“These are some of the first findings that show functional outcomes of pride within the context of actual social behavior,” said Williams. “Although when taken to extremes, pride can certainly be maladaptive, this research demonstrates the emotion's potential for fostering successful interpersonal interaction.”

The findings were published in the March issue of the journal Psychological Science. The authors believe that these findings hold implications for successful management and team dynamics, especially in the context of organizational behavior.

"Pride," they note, "can play an integral role in enhancing team functioning by fostering confidence and admiration."

Provided by Northeastern University

Explore further: Ethnic pride may boost African-American teens' mental health

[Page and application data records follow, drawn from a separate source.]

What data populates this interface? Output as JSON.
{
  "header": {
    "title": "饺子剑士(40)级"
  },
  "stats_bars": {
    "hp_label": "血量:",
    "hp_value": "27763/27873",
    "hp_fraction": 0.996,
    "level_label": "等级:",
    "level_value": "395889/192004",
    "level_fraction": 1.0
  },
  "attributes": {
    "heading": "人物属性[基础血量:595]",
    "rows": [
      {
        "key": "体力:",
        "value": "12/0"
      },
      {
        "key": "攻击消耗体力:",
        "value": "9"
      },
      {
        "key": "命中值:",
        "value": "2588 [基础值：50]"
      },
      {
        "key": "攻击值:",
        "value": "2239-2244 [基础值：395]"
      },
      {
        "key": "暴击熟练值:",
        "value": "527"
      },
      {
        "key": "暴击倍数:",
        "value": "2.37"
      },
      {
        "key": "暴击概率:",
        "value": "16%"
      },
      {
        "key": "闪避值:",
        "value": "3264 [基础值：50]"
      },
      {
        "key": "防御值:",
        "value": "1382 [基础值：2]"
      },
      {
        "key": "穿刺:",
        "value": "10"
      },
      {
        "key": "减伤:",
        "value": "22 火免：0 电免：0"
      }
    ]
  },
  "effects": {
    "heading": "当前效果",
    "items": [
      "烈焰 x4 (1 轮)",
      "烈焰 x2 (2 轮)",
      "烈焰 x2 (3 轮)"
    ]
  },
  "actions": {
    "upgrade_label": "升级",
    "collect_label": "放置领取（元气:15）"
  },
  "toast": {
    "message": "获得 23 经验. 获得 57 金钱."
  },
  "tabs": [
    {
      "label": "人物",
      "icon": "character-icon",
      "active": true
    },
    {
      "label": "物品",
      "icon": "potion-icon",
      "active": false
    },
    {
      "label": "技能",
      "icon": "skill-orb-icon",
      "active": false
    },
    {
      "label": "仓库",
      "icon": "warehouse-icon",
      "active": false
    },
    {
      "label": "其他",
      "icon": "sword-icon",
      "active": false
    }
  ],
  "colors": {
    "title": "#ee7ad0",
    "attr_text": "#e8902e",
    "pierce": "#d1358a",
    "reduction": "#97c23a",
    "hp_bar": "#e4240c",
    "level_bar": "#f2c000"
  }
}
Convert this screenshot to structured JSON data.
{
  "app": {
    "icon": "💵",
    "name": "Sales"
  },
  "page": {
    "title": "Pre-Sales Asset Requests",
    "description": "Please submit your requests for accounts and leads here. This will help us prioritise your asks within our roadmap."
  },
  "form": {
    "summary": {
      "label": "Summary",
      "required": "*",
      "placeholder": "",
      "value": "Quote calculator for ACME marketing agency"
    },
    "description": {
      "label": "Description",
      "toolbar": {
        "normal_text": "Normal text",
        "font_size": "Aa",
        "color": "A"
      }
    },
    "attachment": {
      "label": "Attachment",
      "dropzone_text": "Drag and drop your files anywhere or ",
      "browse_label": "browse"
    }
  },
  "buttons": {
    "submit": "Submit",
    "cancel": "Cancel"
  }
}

Related Stories

Ethnic pride may boost African-American teens' mental health

November 13, 2009

Most adolescents who belong to an ethnic minority group wrestle not only with their self-esteem (like most teens), but also with identity issues unique to their ethnic group, such as dealing with social stigma. A new study ...

Ethnic pride key to black teen mental health

December 1, 2009

Ethnic pride may be as important as self-esteem to the mental health of young African-American adolescents, according to a new study in the Nov/Dec issue of the journal Child Development.

U.S., Canadian citizens differ in pride

June 28, 2006

U.S. and Canadian citizens are among the world's most patriotic, but a study suggests they are proud of their nations for differing reasons.

Recommended for you

How the finch changes its tune

August 3, 2015

Like top musicians, songbirds train from a young age to weed out errors and trim variability from their songs, ultimately becoming consistent and reliable performers. But as with human musicians, even the best are not machines. ...

Machine Translates Thoughts into Speech in Real Time

December 21, 2009

( -- By implanting an electrode into the brain of a person with locked-in syndrome, scientists have demonstrated how to wirelessly transmit neural signals to a speech synthesizer. The "thought-to-speech" process ...


Please sign in to add a comment. Registration is free, and takes less than a minute. Read more

Click here to reset your password.
Sign in to get notified via email when new comments are made.